I have found rubrics to be a half-way measure. If I don’t use them, I get asked why they got the grade. If I do use them, I get the same question phrased differently. Either way, despite breaking down graded factors (source use, writing, formatting, thesis quality), showing them samples of good student work, and “liking” the best assignments (all posted sources and writing assignments are visible to the whole class), my students seem resistant to learning through example.
Today’s students also, more than ever, try to negotiate their grade at the end of the class, which has caused me to do bizarre things like make their final score invisible a week before the final exam, just so they don’t argue .17% or something. What I haven’t made clear here is that I’m a professional, and that I grade their work as such. My profs used letter grades, and a few comments. They assumed their marks would be to be treated with respect. I am considering heading that direction.

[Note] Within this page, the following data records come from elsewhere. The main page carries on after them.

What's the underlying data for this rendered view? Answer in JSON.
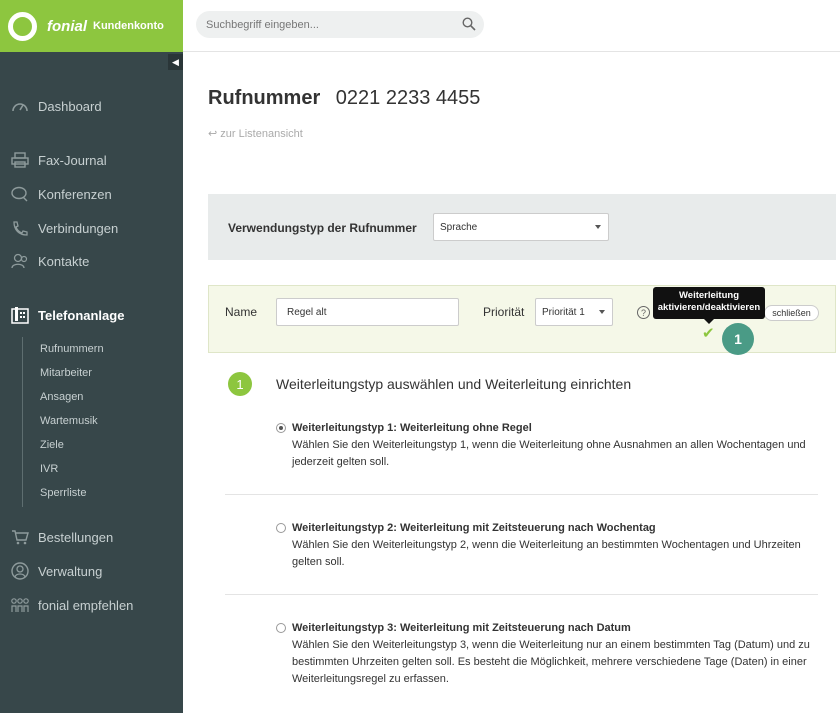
{
  "brand": {
    "name": "fonial",
    "sub": "Kundenkonto"
  },
  "search": {
    "placeholder": "Suchbegriff eingeben..."
  },
  "sidebar": {
    "items": [
      {
        "label": "Dashboard"
      },
      {
        "label": "Fax-Journal"
      },
      {
        "label": "Konferenzen"
      },
      {
        "label": "Verbindungen"
      },
      {
        "label": "Kontakte"
      },
      {
        "label": "Telefonanlage"
      },
      {
        "label": "Bestellungen"
      },
      {
        "label": "Verwaltung"
      },
      {
        "label": "fonial empfehlen"
      }
    ],
    "subitems": [
      {
        "label": "Rufnummern"
      },
      {
        "label": "Mitarbeiter"
      },
      {
        "label": "Ansagen"
      },
      {
        "label": "Wartemusik"
      },
      {
        "label": "Ziele"
      },
      {
        "label": "IVR"
      },
      {
        "label": "Sperrliste"
      }
    ]
  },
  "page": {
    "title_label": "Rufnummer",
    "number": "0221 2233 4455",
    "back_link": "zur Listenansicht"
  },
  "usage": {
    "label": "Verwendungstyp der Rufnummer",
    "selected": "Sprache"
  },
  "rule": {
    "name_label": "Name",
    "name_value": "Regel alt",
    "priority_label": "Priorität",
    "priority_selected": "Priorität 1",
    "help": "?",
    "close": "schließen",
    "badge": "1",
    "tooltip_line1": "Weiterleitung",
    "tooltip_line2": "aktivieren/deaktivieren"
  },
  "section": {
    "number": "1",
    "title": "Weiterleitungstyp auswählen und Weiterleitung einrichten"
  },
  "options": [
    {
      "title": "Weiterleitungstyp 1: Weiterleitung ohne Regel",
      "desc": "Wählen Sie den Weiterleitungstyp 1, wenn die Weiterleitung ohne Ausnahmen an allen Wochentagen und jederzeit gelten soll.",
      "checked": true
    },
    {
      "title": "Weiterleitungstyp 2: Weiterleitung mit Zeitsteuerung nach Wochentag",
      "desc": "Wählen Sie den Weiterleitungstyp 2, wenn die Weiterleitung an bestimmten Wochentagen und Uhrzeiten gelten soll.",
      "checked": false
    },
    {
      "title": "Weiterleitungstyp 3: Weiterleitung mit Zeitsteuerung nach Datum",
      "desc": "Wählen Sie den Weiterleitungstyp 3, wenn die Weiterleitung nur an einem bestimmten Tag (Datum) und zu bestimmten Uhrzeiten gelten soll. Es besteht die Möglichkeit, mehrere verschiedene Tage (Daten) in einer Weiterleitungsregel zu erfassen.",
      "checked": false
    }
  ]
}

7) Honors contracts
Oh, contracts – the bain of my existence as an Honors instructor. We have the ability here to take a student in a regular class, and contract with them to do Honors for that class. I have never been able to make it work to my satisfaction. Students are unprepared for the independent nature of research. This is tied to the idea of undergrad research, above, but it goes beyond into what makes something Honors. We are only allowed 5 contracts per instructor per term – too many to do individually, and too few to do collectively, with them learning from each other. I am consideirng an invitation only system, inviting good students from this semester to join me for Honors in any course next semester. Plus, he idea about teaching databases is in my head now, so I might want to use that.
Well, that’s enough for now. Back to work!